> _TASK_: Write the data out again exactly and in full.

MATERIAL FOR THE TASK below:

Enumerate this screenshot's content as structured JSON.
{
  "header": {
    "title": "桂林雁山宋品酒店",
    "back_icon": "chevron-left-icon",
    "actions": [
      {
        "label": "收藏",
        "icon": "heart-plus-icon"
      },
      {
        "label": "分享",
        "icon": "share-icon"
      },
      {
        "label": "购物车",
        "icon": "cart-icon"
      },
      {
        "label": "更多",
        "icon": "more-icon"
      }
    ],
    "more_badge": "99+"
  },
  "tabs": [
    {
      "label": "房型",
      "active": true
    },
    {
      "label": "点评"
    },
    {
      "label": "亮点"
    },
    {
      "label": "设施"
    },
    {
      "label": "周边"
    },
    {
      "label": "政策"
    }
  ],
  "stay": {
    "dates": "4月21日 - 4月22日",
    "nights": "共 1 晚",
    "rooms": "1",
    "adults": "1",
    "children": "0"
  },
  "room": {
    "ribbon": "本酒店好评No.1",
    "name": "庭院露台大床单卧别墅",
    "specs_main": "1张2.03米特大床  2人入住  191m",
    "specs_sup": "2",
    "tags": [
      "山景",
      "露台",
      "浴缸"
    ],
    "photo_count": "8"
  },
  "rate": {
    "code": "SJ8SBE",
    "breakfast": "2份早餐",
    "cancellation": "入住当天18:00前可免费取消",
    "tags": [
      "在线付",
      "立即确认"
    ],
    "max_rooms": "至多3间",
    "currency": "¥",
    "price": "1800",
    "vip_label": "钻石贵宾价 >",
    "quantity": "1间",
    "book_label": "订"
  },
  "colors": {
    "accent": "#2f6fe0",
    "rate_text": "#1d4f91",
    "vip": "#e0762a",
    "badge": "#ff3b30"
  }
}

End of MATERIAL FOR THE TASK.

> _FINAL ANSWER_:
Enumerate this screenshot's content as structured JSON.
{
  "header": {
    "title": "桂林雁山宋品酒店",
    "back_icon": "chevron-left-icon",
    "actions": [
      {
        "label": "收藏",
        "icon": "heart-plus-icon"
      },
      {
        "label": "分享",
        "icon": "share-icon"
      },
      {
        "label": "购物车",
        "icon": "cart-icon"
      },
      {
        "label": "更多",
        "icon": "more-icon"
      }
    ],
    "more_badge": "99+"
  },
  "tabs": [
    {
      "label": "房型",
      "active": true
    },
    {
      "label": "点评"
    },
    {
      "label": "亮点"
    },
    {
      "label": "设施"
    },
    {
      "label": "周边"
    },
    {
      "label": "政策"
    }
  ],
  "stay": {
    "dates": "4月21日 - 4月22日",
    "nights": "共 1 晚",
    "rooms": "1",
    "adults": "1",
    "children": "0"
  },
  "room": {
    "ribbon": "本酒店好评No.1",
    "name": "庭院露台大床单卧别墅",
    "specs_main": "1张2.03米特大床  2人入住  191m",
    "specs_sup": "2",
    "tags": [
      "山景",
      "露台",
      "浴缸"
    ],
    "photo_count": "8"
  },
  "rate": {
    "code": "SJ8SBE",
    "breakfast": "2份早餐",
    "cancellation": "入住当天18:00前可免费取消",
    "tags": [
      "在线付",
      "立即确认"
    ],
    "max_rooms": "至多3间",
    "currency": "¥",
    "price": "1800",
    "vip_label": "钻石贵宾价 >",
    "quantity": "1间",
    "book_label": "订"
  },
  "colors": {
    "accent": "#2f6fe0",
    "rate_text": "#1d4f91",
    "vip": "#e0762a",
    "badge": "#ff3b30"
  }
}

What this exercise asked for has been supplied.